Living Legacy: Rav Eizik’l Kalever, zy”a
By: Yehuda Alter
The first Hungarian chassidishe Rebbe, the patriarch of the great Kalever dynasty still in existence today, Rav Eizk’l’s yahrzeit is marked Thursday, 7 Adar II.
Rav Yitzchok Eizik Taub was born to his father, Reb Yechezkel, a wealthy balebos, in the year 1751, in the Hungarian town of Serench. From his youth, he was known among the townspeople as a tremendous iluy, who would sit and learn with the sweetest niggun.
Indeed, he was known for his tremendous power of song–and this is how he was discovered by Rav Leib Soroh’s; pacing in the forests outside the town, humming the most heavenly niggunim. Rav Leib recognized the greatness of the lad in front of him, and brought him to Rebbe Shmelke of Niklosburg. From there, he went to the Rebbe Elimelech of Lizensk.

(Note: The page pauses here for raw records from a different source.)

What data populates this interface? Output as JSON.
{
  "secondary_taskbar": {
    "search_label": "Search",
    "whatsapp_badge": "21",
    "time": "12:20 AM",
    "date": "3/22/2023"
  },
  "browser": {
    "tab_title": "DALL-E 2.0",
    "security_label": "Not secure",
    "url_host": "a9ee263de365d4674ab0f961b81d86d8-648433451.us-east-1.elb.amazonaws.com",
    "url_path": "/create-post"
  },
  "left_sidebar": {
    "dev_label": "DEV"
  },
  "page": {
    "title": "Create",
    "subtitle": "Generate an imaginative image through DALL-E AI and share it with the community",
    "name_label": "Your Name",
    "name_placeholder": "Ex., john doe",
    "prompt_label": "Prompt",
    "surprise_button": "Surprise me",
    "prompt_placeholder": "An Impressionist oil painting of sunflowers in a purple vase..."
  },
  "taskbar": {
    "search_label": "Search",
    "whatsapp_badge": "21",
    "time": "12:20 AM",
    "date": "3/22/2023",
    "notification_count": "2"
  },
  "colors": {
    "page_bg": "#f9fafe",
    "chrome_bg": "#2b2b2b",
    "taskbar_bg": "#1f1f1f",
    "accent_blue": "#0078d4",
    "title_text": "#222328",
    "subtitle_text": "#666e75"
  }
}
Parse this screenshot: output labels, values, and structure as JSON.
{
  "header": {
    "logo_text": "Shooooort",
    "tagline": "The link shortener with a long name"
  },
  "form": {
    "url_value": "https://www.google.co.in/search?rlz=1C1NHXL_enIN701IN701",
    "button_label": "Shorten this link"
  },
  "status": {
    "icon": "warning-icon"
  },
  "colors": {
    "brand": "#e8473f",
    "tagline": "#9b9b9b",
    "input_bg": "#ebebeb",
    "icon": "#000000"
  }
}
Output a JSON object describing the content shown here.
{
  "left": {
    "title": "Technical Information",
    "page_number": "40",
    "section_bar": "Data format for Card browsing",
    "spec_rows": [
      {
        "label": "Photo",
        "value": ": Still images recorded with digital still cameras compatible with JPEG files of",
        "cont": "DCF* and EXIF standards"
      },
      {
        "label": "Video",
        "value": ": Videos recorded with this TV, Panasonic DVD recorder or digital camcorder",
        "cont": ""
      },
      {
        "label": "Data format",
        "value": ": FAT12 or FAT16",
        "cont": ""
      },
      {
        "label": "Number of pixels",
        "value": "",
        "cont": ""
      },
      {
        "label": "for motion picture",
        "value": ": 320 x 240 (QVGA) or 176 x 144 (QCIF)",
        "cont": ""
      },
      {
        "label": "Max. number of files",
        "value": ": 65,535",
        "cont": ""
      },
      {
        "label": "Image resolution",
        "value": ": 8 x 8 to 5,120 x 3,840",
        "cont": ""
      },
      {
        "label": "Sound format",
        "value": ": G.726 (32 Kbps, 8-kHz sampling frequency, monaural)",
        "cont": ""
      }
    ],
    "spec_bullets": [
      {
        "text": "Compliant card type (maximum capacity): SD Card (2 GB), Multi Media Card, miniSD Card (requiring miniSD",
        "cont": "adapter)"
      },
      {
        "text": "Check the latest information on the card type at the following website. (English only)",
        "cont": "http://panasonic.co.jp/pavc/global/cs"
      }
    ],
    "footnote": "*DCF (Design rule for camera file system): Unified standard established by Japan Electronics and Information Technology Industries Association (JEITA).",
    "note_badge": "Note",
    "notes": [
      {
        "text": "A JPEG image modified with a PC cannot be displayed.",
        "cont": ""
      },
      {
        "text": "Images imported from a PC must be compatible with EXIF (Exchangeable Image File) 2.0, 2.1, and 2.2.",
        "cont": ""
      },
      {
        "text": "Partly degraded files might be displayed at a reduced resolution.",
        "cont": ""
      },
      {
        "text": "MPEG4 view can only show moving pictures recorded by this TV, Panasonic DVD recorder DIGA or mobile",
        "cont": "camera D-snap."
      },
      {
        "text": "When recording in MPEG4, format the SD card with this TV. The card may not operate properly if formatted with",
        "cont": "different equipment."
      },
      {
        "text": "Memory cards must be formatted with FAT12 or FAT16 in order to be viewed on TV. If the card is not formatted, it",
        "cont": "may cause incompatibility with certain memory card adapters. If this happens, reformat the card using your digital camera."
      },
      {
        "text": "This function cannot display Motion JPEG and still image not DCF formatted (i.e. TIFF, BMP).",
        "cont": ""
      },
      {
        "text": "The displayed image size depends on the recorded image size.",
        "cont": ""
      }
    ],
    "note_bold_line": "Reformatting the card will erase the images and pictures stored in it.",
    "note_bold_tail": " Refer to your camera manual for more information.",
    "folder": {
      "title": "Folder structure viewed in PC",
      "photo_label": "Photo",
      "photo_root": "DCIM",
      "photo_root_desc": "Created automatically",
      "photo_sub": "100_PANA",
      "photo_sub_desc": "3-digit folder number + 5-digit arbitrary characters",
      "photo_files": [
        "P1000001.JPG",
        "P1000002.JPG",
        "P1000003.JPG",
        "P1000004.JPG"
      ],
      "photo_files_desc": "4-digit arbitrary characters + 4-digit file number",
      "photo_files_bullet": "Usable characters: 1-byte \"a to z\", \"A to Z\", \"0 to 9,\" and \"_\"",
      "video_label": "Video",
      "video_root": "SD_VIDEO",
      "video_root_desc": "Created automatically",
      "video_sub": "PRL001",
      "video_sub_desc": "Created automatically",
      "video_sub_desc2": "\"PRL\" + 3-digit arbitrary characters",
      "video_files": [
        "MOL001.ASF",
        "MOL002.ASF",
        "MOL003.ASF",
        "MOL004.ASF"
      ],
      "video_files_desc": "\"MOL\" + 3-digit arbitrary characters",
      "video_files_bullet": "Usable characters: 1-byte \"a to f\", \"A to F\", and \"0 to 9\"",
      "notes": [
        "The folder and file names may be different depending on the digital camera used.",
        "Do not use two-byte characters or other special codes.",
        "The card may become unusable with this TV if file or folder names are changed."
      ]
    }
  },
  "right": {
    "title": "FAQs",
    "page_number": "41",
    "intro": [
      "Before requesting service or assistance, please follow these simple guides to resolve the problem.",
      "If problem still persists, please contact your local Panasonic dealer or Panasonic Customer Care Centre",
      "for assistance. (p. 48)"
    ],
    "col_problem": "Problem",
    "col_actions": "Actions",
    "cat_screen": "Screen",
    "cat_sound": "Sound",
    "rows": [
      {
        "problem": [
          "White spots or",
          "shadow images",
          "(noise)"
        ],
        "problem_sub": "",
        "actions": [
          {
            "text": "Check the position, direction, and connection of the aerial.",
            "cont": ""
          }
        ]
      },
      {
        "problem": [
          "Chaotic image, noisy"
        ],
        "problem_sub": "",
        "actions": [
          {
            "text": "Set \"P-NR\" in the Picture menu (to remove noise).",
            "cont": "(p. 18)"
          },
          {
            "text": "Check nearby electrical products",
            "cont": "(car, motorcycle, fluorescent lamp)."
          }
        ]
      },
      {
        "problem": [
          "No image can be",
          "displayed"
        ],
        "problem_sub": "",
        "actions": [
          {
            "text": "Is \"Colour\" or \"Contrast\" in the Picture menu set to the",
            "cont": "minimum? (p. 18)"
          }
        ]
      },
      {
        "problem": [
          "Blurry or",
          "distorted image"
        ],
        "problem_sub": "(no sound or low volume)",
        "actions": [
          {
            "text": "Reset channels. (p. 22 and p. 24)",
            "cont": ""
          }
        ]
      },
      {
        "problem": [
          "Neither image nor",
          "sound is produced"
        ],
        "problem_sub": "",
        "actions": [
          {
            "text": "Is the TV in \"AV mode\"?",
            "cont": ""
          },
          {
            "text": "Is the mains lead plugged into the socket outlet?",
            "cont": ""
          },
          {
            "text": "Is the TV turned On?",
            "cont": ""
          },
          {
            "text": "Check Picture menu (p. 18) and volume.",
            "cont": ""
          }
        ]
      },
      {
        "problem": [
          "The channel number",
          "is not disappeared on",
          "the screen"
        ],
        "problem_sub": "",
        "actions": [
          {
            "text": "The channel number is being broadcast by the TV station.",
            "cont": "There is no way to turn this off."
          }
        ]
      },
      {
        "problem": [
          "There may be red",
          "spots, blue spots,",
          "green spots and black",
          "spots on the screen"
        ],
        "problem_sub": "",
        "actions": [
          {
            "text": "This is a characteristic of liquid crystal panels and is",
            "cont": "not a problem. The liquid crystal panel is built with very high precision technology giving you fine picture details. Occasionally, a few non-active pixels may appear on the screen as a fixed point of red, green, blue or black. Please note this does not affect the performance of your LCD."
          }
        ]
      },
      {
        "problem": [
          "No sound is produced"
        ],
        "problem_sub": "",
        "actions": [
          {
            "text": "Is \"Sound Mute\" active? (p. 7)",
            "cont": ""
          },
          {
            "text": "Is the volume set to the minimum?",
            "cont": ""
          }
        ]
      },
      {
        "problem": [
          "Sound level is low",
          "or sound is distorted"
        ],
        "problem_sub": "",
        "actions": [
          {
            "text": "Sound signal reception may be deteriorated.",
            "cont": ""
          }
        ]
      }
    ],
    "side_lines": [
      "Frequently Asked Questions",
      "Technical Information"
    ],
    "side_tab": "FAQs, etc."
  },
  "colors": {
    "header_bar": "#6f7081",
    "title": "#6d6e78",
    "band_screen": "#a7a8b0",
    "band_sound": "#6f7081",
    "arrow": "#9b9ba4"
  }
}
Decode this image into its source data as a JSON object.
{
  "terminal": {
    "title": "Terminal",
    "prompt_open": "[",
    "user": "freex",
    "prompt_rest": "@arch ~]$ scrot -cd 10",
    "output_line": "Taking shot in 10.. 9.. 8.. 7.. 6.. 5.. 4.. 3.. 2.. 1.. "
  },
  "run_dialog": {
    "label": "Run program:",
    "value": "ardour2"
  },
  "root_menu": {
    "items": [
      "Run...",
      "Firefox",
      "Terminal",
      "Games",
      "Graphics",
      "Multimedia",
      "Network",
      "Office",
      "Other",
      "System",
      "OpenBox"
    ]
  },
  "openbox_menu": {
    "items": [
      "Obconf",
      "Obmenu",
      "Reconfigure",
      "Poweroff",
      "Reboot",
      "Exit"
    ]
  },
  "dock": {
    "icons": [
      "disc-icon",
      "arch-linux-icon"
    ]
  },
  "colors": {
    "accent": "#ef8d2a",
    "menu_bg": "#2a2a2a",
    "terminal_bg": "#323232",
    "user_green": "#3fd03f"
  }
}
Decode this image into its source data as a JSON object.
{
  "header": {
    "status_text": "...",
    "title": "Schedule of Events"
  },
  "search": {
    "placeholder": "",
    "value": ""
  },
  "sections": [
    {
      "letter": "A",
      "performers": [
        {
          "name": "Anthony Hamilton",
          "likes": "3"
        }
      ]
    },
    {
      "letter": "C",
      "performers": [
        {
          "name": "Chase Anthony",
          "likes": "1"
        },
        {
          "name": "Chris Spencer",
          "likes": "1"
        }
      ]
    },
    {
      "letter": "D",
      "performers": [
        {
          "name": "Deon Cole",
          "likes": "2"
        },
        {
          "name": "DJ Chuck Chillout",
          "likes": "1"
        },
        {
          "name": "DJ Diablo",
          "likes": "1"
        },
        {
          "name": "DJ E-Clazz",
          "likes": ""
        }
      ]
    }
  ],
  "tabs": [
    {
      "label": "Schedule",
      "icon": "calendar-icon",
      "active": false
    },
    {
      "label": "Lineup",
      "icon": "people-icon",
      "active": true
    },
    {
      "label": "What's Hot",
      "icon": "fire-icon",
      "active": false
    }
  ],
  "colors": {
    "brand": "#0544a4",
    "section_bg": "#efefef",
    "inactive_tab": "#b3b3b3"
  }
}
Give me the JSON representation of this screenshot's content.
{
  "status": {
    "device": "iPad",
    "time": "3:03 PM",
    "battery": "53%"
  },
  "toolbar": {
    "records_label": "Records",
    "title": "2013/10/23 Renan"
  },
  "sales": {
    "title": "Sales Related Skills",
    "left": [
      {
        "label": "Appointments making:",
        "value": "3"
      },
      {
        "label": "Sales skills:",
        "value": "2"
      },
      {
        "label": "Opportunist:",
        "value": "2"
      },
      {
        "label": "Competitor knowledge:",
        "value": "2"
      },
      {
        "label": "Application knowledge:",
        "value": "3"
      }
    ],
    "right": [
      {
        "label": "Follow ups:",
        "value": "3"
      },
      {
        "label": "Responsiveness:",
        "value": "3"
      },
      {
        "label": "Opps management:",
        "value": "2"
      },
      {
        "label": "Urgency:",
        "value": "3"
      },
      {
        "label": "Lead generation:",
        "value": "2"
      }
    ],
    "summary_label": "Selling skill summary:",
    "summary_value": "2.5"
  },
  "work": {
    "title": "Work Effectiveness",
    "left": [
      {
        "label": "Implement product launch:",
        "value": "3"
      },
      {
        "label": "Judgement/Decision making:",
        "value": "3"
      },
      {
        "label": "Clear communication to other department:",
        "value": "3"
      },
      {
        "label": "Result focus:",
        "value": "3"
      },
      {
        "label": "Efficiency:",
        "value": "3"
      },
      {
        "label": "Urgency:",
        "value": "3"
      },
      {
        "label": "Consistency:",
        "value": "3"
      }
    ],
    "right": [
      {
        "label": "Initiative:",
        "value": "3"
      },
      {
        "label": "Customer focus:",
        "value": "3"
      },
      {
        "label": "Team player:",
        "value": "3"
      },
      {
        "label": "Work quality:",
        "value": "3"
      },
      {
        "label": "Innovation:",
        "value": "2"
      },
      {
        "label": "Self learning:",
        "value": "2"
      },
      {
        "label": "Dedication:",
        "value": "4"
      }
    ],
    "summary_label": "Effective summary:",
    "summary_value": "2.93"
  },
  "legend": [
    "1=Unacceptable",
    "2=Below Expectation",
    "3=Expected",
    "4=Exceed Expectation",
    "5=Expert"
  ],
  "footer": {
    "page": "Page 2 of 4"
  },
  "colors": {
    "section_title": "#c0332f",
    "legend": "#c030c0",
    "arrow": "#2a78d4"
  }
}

In 1781, he became the rov of Kalev and the surrounding region. This would be a tenure of forty years, in which he was known for his great avodah, and leading the Yidden of Hungary in the path of chassidus. All this was despite his physical frailty all his life.
His great deveikus was tremendous, and the stories are told about his aliyas neshomoh.
In addition to his son, Rav Moshe Chaim, who succeeded him–and through him, the current successor of the dynasty–he shaped many great talmidim. He worked his entire life to enhance Jewish life in the entire Hungary.
He was especially close to the Yismach Moshe of Uhel. It is said that the two were once at the chanukas habayis for the shul in Nanash. Each one wanted the other to enter first. The debate was settled when the Yismach Moshe said; “Either way you must go in before me; if you are greater, then you deserve to go first. If I am greater than you, then you must listen to me!”
His petirah took place at the exalted time of the waning moments of Shabbos–7 Adar of 1821. Following his passing, the following was inscribed on his matzeivah–in keeping with his wishes: “He knew to learn a blatt Gemoro, and he was an ehrlicher Yid.” So simple, yet so great.
His resting place attracted masses every year on the yahrzeit, among them many great tzaddikim throughout the ages.
As noted, his koach in neginah was great, and he left behind numerous legendary niggunim that bring rivers of tears to the eyes of those who sing them 200 years after his passing. The famed niggun “Sol-a-Kokosh mar…” is just one of the nigunim that he elevated from the peasants of Hungary to the loftiests places of pining and yearning. The words of this song are a parable of tremendous yearning to go home… but needing to wait patiently until we will ultimately be brought home.